The Communication Analysis and Design Laboratory (CadLab) at Northeastern University. I am working on research that deals with prosody: the pitch, rhythm and melody of speech. The project I contributed to last semester investigated how children develop perception and expression of prosody. Now I am working on an independent project that looks at how individuals with autism may perceive prosody differently. Working at the CadLab has been a great opportunity for me. It has allowed me to apply my research skills I gained in class and learn more about language and communication.
What's your favorite part of the Honors Program?
I enjoy the community of the Honors Program. My first year at Simmons almost all of the new honors students lived in the same hall, and we took the same first-year seminar courses. I also joined the Honors Liaison, a club that offers special academic and social events for the honors community, and then I served as the liaison’s president during my sophomore and junior years. I felt like I really got to know everyone in the Honors Program.
What advice would you give to a Simmons student considering the Honors Program?
You should absolutely apply! In addition to the great community, there are lots of other benefits. Students can choose to fulfill some of their core requirements with Honors courses and receive a yearly book award. If you do not apply or are not accepted into the Honors Program your first year, you can reapply for sophomore entry. This allows students to get used to life at Simmons before choosing to take on an extra challenge.
What's your Simmons moment?
Every year I attend a conference for high school Girl Scouts in New England
. I speak on a panel of college students and answer the girls’ questions about college life. At the end of this year’s panel, a woman came up to me with her daughter and told me that she was a Simmons alumna, and that her daughter was now considering coming to Simmons because of the things I said about it.
What made you choose Simmons?
I chose Simmons for the location and the small school atmosphere. The admissions process was very personal; I was called by students, I received a card from an alumna from my hometown, and my admissions counselor included a handwritten note with my acceptance letter congratulating me for earning my Girl Scout Gold Award.
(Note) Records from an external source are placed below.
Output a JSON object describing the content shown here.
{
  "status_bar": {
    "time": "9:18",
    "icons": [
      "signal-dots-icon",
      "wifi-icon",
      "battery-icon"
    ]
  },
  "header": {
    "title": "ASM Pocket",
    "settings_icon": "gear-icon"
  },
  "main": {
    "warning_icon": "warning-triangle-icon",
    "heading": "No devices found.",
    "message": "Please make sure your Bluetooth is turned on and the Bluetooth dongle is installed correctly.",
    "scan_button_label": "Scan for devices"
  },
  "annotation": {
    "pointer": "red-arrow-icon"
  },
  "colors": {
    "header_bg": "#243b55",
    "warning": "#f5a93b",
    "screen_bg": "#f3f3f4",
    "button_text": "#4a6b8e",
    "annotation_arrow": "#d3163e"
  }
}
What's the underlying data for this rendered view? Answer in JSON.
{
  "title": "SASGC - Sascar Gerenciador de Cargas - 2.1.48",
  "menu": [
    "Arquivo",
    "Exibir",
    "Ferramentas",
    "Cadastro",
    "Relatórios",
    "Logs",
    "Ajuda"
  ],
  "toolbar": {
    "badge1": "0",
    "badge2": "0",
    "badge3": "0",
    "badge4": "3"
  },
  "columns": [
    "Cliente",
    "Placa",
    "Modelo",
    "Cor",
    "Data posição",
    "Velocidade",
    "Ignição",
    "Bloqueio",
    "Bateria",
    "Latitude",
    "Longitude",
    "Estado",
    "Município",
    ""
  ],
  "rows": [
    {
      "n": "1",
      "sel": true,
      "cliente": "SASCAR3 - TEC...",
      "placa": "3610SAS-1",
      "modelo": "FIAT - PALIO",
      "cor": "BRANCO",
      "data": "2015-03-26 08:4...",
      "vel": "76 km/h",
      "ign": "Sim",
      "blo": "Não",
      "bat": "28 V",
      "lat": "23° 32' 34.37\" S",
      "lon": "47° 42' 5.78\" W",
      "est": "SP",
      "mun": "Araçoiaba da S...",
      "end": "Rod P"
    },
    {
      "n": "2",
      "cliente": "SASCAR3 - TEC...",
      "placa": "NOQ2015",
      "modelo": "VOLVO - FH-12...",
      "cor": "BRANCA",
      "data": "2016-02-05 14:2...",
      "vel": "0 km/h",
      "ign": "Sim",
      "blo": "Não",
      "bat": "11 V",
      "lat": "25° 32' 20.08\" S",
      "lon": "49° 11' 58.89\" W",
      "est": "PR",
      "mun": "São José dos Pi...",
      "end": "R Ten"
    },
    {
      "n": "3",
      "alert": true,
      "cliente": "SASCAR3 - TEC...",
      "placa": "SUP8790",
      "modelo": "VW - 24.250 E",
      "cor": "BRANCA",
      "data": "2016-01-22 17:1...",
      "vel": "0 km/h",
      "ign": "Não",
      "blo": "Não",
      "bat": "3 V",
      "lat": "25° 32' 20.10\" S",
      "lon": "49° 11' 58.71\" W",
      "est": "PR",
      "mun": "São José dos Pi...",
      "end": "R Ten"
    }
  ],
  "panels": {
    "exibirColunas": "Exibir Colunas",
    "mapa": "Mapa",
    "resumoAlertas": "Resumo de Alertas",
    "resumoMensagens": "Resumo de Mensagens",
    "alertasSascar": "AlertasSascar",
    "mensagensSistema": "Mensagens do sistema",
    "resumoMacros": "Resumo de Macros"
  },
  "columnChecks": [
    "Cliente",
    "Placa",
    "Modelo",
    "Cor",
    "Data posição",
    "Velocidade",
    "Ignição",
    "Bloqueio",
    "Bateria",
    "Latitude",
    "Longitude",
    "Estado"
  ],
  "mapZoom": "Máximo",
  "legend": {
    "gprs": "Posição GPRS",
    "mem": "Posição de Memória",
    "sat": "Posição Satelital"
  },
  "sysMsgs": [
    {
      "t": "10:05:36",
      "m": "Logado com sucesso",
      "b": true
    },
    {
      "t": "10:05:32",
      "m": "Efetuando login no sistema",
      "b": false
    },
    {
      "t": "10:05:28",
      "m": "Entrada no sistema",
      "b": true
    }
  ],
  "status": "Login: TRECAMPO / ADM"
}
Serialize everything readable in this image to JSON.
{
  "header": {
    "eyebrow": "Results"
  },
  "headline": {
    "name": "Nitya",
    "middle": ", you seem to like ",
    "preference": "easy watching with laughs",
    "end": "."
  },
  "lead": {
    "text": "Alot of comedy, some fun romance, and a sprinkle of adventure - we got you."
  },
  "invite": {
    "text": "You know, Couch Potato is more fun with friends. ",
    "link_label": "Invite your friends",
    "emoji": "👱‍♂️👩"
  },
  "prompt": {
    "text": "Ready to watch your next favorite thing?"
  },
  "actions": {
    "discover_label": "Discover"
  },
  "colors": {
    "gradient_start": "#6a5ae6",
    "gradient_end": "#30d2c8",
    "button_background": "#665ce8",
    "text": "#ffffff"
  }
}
This individual attention continued when I became a student, and my professors have repeatedly gone out of their way to help me find research opportunities, apply to grad school and take the best courses for my interests.